Bitcoin might finally have regulated futures trading within two months, following an announcement by CME Group earlier today.
“CME Group, the world’s leading and most diverse derivatives marketplace, today announced it intends to launch bitcoin futures in the fourth quarter of 2017, pending all relevant regulatory review periods,” the company said.
If green light is given, this would be the first regulated futures product for bitcoin trading, potentially increasing its use as a hedge by institutions, which have recently been showing considerable interest.
A hedge fund that has beaten the market for the past 15 years, for example, run by the “legendary investor Bill Miller,” according to CNBC, now has an incredible 30% of its assets in bitcoin.
As such, companies are now starting to offer them the necessary services, such as futures. Terry Duffy, CME Group Chairman and Chief Executive Officer, says:
“Given increasing client interest in the evolving cryptocurrency markets, we have decided to introduce a bitcoin futures contract.
As the world’s largest regulated FX marketplace, CME Group is the natural home for this new vehicle that will provide investors with transparency, price discovery and risk transfer capabilities.”
CME Group is the “world’s largest options and futures exchange,” with some $3 billion yearly revenue servicing US and UK markets.
They are to use their own CME CF Bitcoin Reference Rate (BRR) for cash-settling new contracts, with the rate serving as a “once-a-day reference rate of the U.S. dollar price of bitcoin.”
That’s designed in partnership with the London based Crypto Facilities. Its CEO, Timo Schlaefer, says:
“The BRR has proven to reliably and transparently reflect global bitcoin-dollar trading and has become the price reference of choice for financial institutions, trading firms and data providers worldwide.”
It remains to be seen whether American regulators, which in this case would be the somewhat crypto-friendly CFTC, will give the green light.

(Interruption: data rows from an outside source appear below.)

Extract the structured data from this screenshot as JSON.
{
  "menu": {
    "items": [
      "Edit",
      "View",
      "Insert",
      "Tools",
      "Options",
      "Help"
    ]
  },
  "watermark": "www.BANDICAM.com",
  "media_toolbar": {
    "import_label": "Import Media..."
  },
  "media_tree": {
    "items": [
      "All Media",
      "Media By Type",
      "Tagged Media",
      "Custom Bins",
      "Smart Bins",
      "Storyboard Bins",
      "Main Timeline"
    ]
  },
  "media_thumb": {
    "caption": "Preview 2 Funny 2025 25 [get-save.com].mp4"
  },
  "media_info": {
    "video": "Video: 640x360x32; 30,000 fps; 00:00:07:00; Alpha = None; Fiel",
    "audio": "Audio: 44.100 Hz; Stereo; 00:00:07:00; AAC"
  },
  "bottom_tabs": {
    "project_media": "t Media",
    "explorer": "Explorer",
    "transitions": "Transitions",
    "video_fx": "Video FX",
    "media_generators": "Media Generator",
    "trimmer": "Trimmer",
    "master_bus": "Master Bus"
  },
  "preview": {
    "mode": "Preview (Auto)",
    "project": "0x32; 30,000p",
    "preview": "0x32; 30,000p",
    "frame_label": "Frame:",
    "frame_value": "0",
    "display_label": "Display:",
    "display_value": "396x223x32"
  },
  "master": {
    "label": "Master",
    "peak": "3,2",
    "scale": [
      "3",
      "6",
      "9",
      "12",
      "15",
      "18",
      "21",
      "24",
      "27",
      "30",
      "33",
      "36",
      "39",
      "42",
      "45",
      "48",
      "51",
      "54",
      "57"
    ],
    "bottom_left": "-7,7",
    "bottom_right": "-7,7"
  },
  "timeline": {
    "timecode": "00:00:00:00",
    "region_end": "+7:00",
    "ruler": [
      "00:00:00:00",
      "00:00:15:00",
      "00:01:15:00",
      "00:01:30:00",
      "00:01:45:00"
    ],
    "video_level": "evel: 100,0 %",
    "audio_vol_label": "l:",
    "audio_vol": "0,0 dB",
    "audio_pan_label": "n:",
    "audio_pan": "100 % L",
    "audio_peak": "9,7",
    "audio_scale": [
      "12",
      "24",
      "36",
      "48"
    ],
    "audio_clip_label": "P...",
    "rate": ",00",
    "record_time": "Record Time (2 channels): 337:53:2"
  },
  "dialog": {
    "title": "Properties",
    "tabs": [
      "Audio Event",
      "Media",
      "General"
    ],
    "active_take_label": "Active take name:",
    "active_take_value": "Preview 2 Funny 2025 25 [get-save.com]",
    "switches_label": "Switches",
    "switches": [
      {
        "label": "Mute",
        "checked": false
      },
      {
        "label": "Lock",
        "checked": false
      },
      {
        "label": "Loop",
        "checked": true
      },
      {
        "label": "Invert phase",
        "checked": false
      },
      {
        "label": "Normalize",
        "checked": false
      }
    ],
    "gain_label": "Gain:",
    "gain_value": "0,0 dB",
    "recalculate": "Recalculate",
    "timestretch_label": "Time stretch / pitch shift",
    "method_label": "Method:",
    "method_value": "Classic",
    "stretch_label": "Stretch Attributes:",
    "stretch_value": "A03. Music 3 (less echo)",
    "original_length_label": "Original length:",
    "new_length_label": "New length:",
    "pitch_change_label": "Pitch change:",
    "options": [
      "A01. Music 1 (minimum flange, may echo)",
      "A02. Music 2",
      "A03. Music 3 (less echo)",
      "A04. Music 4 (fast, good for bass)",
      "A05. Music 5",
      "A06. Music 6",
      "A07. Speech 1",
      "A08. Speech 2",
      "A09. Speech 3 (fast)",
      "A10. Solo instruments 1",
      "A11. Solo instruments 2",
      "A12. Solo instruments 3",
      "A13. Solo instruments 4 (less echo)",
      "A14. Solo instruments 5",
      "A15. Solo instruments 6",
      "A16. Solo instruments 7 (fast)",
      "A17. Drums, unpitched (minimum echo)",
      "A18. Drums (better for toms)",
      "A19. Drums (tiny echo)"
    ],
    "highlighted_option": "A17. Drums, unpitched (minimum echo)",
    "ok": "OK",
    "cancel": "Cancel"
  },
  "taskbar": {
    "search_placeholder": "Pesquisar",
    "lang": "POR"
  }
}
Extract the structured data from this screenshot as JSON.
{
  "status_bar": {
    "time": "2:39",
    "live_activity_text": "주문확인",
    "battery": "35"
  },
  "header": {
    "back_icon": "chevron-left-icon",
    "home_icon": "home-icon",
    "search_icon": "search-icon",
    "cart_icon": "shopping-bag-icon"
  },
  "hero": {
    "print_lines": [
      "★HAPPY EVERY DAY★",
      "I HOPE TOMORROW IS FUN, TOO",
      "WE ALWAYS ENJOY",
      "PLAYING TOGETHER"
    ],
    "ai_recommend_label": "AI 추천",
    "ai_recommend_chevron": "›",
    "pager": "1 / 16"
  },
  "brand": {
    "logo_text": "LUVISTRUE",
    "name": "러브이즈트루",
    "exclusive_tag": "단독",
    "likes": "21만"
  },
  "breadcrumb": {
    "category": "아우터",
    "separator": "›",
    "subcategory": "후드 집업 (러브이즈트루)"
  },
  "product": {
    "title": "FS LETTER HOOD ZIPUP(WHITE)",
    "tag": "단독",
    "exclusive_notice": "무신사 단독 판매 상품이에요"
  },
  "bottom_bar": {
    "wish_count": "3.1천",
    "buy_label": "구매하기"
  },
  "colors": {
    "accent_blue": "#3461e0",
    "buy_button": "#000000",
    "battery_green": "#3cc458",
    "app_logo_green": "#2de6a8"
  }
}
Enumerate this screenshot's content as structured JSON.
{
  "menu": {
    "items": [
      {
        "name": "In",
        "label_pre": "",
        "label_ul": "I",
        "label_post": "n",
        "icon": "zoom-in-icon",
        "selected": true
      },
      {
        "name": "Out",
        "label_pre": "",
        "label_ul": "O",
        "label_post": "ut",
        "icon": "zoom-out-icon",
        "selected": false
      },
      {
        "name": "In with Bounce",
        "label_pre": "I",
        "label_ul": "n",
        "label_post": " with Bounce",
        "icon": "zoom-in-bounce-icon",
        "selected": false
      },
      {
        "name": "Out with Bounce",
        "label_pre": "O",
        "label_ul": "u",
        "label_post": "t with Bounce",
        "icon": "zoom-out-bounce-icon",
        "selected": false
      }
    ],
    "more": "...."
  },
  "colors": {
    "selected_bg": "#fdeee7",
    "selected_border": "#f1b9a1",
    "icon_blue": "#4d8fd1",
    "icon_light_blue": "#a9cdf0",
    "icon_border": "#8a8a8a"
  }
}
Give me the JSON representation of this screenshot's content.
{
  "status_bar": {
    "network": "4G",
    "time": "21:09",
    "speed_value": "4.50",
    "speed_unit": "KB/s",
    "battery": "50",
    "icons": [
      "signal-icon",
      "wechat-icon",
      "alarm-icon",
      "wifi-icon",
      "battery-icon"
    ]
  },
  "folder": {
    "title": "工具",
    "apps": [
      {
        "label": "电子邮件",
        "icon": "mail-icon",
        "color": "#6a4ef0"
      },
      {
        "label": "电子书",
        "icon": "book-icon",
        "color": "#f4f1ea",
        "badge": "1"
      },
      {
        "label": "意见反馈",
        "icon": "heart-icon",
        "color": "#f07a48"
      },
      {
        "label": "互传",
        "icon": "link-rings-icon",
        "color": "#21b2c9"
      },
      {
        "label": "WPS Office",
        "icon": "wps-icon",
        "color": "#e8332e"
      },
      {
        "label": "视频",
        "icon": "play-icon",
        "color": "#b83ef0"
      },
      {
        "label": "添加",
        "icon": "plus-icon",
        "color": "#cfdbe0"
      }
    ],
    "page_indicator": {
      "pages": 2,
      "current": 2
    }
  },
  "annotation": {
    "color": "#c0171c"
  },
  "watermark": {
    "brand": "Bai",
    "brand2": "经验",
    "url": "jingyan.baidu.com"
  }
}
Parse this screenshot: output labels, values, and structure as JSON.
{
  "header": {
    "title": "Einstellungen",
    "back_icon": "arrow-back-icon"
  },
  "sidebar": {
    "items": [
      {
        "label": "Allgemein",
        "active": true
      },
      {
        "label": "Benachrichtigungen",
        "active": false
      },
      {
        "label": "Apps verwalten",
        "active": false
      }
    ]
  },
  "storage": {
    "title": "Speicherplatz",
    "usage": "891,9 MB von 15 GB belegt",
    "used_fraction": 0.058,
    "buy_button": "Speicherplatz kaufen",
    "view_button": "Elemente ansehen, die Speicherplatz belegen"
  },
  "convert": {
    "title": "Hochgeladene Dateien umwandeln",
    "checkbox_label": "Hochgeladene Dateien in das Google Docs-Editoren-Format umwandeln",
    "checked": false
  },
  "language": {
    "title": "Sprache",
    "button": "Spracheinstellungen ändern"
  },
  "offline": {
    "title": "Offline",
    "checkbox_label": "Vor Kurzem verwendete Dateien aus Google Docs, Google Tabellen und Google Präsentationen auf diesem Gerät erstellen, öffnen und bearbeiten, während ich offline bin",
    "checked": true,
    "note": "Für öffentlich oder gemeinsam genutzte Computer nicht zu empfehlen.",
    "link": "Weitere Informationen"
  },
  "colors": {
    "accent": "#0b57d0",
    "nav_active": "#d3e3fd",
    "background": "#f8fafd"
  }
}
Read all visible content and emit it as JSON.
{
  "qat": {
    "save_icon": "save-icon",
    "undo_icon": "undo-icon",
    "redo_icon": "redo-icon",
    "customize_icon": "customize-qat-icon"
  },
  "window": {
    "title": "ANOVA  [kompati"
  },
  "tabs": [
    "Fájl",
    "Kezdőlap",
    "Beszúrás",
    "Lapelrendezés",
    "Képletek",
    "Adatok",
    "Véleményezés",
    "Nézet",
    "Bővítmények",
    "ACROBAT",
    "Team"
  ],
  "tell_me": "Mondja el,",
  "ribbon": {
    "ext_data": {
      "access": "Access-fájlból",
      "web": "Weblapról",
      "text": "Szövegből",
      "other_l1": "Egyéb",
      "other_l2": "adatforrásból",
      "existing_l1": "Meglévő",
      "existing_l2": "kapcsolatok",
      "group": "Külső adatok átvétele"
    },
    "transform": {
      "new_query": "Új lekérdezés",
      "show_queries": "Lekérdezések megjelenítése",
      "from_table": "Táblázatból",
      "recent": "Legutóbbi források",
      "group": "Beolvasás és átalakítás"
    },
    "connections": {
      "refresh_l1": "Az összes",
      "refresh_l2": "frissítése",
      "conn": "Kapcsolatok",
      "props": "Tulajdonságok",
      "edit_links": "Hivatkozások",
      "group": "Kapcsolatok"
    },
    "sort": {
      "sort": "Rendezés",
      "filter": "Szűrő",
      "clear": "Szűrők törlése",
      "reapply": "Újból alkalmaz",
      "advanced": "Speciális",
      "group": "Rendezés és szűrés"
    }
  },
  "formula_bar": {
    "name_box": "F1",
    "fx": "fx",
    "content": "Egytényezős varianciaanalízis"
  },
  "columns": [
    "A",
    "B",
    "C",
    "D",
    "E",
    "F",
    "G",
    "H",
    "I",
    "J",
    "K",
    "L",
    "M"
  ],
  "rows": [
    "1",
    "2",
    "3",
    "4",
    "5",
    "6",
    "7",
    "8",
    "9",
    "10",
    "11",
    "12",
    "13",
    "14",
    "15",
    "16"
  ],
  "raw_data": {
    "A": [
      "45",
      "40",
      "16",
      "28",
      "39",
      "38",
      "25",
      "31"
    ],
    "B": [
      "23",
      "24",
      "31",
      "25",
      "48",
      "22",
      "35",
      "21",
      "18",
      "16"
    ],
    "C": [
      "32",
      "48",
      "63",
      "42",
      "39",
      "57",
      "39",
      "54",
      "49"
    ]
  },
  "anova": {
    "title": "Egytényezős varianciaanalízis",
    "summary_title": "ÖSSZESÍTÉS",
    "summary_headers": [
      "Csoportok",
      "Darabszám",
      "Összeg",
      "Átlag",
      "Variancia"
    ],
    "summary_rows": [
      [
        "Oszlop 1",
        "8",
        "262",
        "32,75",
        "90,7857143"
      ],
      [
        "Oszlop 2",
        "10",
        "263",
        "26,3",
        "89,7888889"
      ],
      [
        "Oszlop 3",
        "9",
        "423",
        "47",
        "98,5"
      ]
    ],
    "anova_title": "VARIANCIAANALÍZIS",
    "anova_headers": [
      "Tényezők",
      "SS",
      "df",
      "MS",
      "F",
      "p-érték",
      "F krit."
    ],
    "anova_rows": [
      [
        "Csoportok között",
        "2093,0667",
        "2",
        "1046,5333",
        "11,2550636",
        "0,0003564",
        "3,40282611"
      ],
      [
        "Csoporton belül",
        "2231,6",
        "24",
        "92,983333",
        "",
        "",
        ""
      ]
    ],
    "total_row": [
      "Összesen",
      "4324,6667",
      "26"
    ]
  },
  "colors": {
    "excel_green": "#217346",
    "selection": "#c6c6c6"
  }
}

If they do, then bitcoin’s liquidity might considerably increase as the year closes, with the $100 billion market becoming somewhat more mature and potentially less volatile.